KINSHASA, 6 Oct 2005 (IRIN) - In what the UN says sets an important legal precedent for the Democratic Republic of Congo, a court-martial hearing began this week in the northwestern province of Equateur for 12 soldiers accused of raping 119 women.
"Rape is for the first time being charged as a crime against humanity," said Kemal Saiki, the head of public information for the UN Mission in the DRC, known as MONUC.
The military trial, which opened on Tuesday in the provincial capital of Mbandaka, follows an investigation led by MONUC's human rights section in April 2004 for crimes alleged to have taken place in December 2003 300 km northwest of Mbandaka, near the town of Bongandanga.

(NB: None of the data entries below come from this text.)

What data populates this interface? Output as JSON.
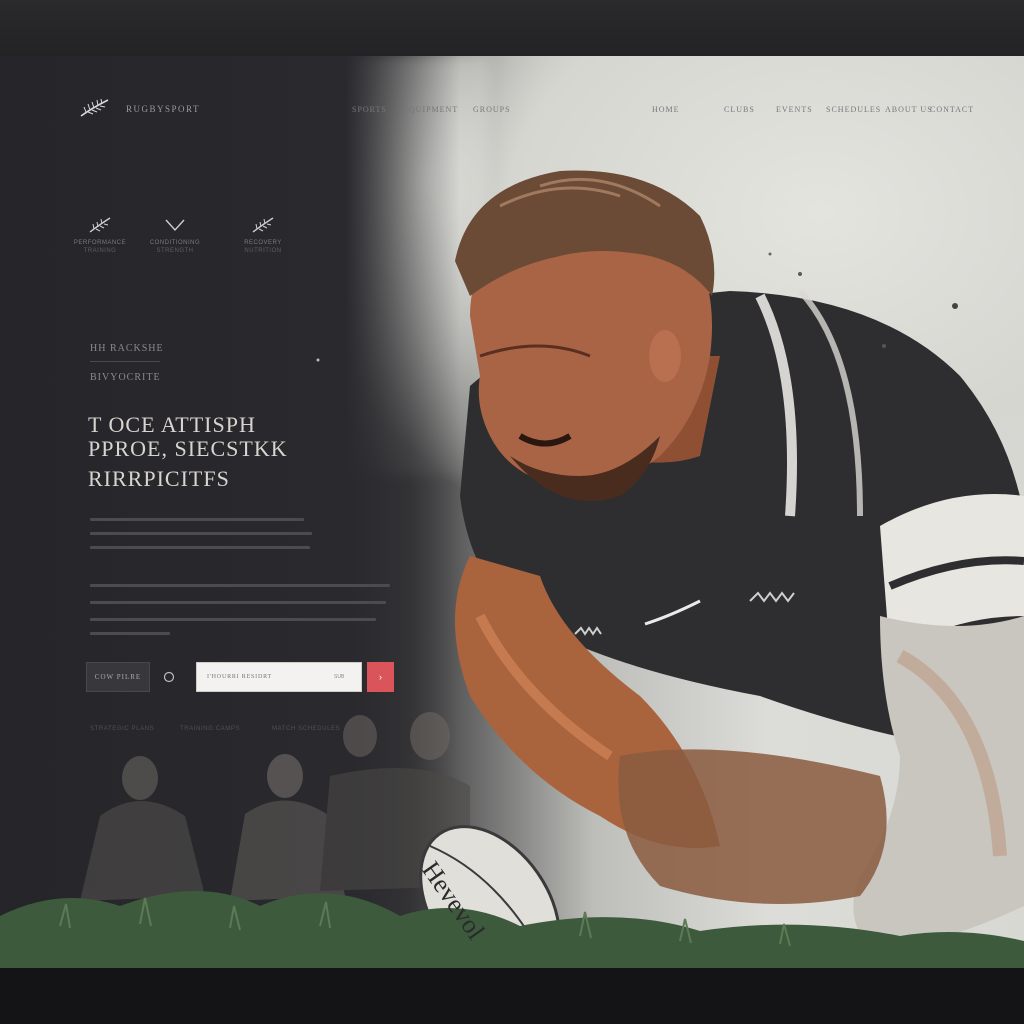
{
  "brand": {
    "name": "RUGBYSPORT"
  },
  "nav": {
    "left": [
      "SPORTS",
      "EQUIPMENT",
      "GROUPS"
    ],
    "right": [
      "HOME",
      "CLUBS",
      "EVENTS",
      "SCHEDULES",
      "ABOUT US",
      "CONTACT"
    ]
  },
  "features": [
    {
      "label": "PERFORMANCE",
      "sub": "TRAINING"
    },
    {
      "label": "CONDITIONING",
      "sub": "STRENGTH"
    },
    {
      "label": "RECOVERY",
      "sub": "NUTRITION"
    }
  ],
  "eyebrow": {
    "line1": "HH RACKSHE",
    "line2": "BIVYOCRITE"
  },
  "headline": {
    "line1": "T OCE  ATTISPH",
    "line2": "PPROE, SIECSTKK",
    "line3": "RIRRPICITFS"
  },
  "cta": {
    "button_label": "COW PILRE",
    "email_placeholder": "I'HOURRI RESIDRT",
    "email_hint": "SUB",
    "submit_label": "›"
  },
  "footer": [
    "STRATEGIC PLANS",
    "TRAINING CAMPS",
    "MATCH SCHEDULES"
  ],
  "ball": {
    "text": "Hevevol"
  },
  "colors": {
    "accent": "#d9555a",
    "background_dark": "#26262a",
    "background_light": "#dcdcd8",
    "headline": "#d8d4cf"
  },
  "icons": {
    "logo": "fern-icon",
    "feature1": "fern-icon",
    "feature2": "chevron-down-icon",
    "feature3": "fern-icon",
    "cta": "circle-icon"
  }
}
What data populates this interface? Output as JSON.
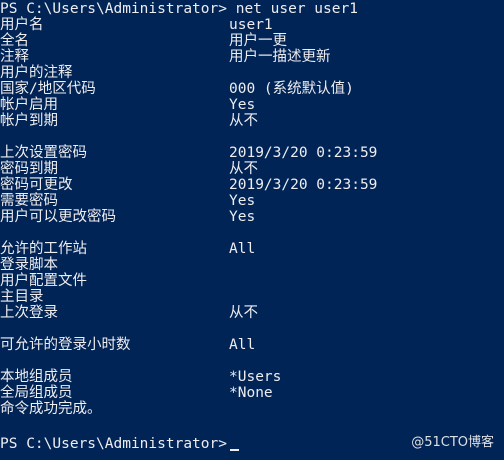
{
  "terminal": {
    "first_prompt": "PS C:\\Users\\Administrator>",
    "first_command": "net user user1",
    "lines": [
      {
        "label": "用户名",
        "value": "user1"
      },
      {
        "label": "全名",
        "value": "用户一更"
      },
      {
        "label": "注释",
        "value": "用户一描述更新"
      },
      {
        "label": "用户的注释",
        "value": ""
      },
      {
        "label": "国家/地区代码",
        "value": "000 (系统默认值)"
      },
      {
        "label": "帐户启用",
        "value": "Yes"
      },
      {
        "label": "帐户到期",
        "value": "从不"
      },
      {
        "label": "",
        "value": ""
      },
      {
        "label": "上次设置密码",
        "value": "2019/3/20 0:23:59"
      },
      {
        "label": "密码到期",
        "value": "从不"
      },
      {
        "label": "密码可更改",
        "value": "2019/3/20 0:23:59"
      },
      {
        "label": "需要密码",
        "value": "Yes"
      },
      {
        "label": "用户可以更改密码",
        "value": "Yes"
      },
      {
        "label": "",
        "value": ""
      },
      {
        "label": "允许的工作站",
        "value": "All"
      },
      {
        "label": "登录脚本",
        "value": ""
      },
      {
        "label": "用户配置文件",
        "value": ""
      },
      {
        "label": "主目录",
        "value": ""
      },
      {
        "label": "上次登录",
        "value": "从不"
      },
      {
        "label": "",
        "value": ""
      },
      {
        "label": "可允许的登录小时数",
        "value": "All"
      },
      {
        "label": "",
        "value": ""
      },
      {
        "label": "本地组成员",
        "value": "*Users"
      },
      {
        "label": "全局组成员",
        "value": "*None"
      },
      {
        "label": "命令成功完成。",
        "value": ""
      }
    ],
    "second_prompt": "PS C:\\Users\\Administrator>",
    "second_command": ""
  },
  "watermark": "@51CTO博客",
  "colors": {
    "background": "#012456",
    "text": "#eeedf0"
  }
}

The battalion at the nearby army base of Nsongo-Mboyo had gone on the rampage, accusing their commanders of misappropriating their wages.
Saiki said on Wednesday that the battalion had then looted almost every house in the Nsongo-Mboyo and Bongandanga.
Many of those raped were girls aged under 18 years, he added. The accused soldiers are said to be former combatants in the rebel faction Mouvement pour la Libération du Congo.
The next hearing is set for 18 October.